In triumph, Gandy, Smeal, and their sister activists turned their attention to Congress. They perfected a special "handshake pitch" for members of Congress to be used when reminding them of the importance of rebuilding our human infrastructure, intoning, "That infrastructure is fragile too." With Speaker Pelosi and Senate Majority Leader Harry Reid on board, the revised recovery act sailed through Congress, and President Obama signed it into law on February 17.
In her March "Below the Belt" column on the NOW website, Kim Gandy could not contain her elation over "this happily-ever-after 'stimulus story.' " When she and her allies saw the final recovery package, they were amazed to find "over and over" versions of "very specific proposals that we had made." More than that, the programs NOW had proposed had vast sums of money next to them--"numbers that started with a 'B' (as in billion)," Gandy said gleefully. "It's impossible to convey just how many hours we put into this issue during December and early January and how fruitful it really turned out to be."

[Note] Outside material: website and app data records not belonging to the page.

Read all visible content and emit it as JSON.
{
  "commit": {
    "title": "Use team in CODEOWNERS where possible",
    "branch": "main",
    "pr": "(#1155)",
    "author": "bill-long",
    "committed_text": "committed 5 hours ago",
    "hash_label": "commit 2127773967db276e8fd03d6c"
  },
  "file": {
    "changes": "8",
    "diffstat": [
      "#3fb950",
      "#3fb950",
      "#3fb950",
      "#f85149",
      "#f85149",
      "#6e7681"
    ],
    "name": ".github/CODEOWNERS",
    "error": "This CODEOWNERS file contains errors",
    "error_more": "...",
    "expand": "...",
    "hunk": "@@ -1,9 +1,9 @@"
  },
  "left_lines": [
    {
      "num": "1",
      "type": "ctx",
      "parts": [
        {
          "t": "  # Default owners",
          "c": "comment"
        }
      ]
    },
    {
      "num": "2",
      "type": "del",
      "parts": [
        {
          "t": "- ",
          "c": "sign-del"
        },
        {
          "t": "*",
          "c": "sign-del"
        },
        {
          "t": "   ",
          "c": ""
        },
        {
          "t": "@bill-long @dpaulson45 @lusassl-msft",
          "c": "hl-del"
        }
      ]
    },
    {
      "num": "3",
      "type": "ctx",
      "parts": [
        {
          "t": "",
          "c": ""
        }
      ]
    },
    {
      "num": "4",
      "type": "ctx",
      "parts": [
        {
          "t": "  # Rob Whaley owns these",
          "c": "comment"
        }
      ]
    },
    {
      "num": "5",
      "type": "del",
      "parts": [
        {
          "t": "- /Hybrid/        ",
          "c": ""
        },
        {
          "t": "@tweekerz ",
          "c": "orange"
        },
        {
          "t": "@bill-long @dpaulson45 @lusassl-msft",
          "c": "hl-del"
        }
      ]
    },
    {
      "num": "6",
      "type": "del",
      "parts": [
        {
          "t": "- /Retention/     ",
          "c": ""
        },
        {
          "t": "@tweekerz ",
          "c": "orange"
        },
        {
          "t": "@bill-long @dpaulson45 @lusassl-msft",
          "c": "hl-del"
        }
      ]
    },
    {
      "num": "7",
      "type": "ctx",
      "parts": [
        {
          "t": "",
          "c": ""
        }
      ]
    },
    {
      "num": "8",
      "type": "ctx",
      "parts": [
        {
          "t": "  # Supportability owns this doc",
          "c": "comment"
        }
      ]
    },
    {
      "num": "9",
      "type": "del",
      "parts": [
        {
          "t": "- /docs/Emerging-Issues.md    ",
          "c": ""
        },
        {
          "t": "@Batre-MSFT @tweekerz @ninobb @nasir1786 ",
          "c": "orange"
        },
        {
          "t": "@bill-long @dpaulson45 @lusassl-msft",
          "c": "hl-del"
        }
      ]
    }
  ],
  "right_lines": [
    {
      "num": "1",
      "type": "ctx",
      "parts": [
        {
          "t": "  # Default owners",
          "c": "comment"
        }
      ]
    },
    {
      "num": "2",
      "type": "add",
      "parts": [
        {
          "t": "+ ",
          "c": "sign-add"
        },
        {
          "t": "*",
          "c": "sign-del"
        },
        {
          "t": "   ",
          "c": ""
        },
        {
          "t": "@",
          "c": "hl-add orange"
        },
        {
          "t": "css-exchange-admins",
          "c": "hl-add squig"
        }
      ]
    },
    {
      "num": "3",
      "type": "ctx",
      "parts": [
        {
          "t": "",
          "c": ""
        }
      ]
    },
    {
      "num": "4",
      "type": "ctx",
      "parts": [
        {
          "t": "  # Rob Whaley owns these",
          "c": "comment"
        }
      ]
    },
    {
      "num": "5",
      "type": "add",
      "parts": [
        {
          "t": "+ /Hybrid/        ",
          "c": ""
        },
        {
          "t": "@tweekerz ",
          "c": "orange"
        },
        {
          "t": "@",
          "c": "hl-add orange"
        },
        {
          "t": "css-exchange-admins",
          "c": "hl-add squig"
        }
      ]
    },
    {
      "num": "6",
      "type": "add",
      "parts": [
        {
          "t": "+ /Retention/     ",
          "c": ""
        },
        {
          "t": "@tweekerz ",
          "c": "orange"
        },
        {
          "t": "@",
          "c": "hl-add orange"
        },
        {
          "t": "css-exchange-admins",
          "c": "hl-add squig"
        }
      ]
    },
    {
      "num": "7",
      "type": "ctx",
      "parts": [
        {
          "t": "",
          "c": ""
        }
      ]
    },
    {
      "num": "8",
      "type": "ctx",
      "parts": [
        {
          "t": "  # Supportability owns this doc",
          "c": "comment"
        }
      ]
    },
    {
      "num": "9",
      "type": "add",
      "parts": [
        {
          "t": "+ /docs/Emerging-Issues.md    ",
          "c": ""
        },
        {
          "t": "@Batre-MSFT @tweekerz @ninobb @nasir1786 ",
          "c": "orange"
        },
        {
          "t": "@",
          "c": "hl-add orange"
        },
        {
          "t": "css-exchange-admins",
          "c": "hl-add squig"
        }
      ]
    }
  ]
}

Right again. It is now four months since the bill was signed into law. A recent Associated Press story reports: "Stimulus Funds Go to Social Programs Over 'Shovel-ready' Projects." A team of six AP reporters who have been tracking the funds find that the $300 billion sent to the states is being used mainly for health care, education, unemployment benefits, food stamps, and other social services. According to Chris Whately, director of the Council of State Governments, "We all talked about 'shovel-ready' since September and assumed it was a whole lot of paving and building when, in fact, that's not the case." At the same time, the Labor Department's latest (June 5) employment report shows unemployment rates of 8 percent for women and 10.5 percent for men. "Unprecedented" is what Harvard economist Greg Mankiw called the new 2.5 percentage-point gender gap. "It's the highest male-female jobless rate gap in the history of BLS [Labor Department] data back to 1948," said Mark Perry.
There is great room for debate over the effectiveness of government stimulus programs, and over how much impact a focused "shovel-ready" spending program would have achieved by now. What is not debatable is that changes in the American economy and workforce are favoring service sectors where women are abundant and that the current severe contraction is centered on sectors where men, especially working-class men, predominate. That an emergency economic recovery program should be designed with gender in mind is itself remarkable. That, in current circumstances, it should be designed to "skew" employment further towards women is disturbing and ominous.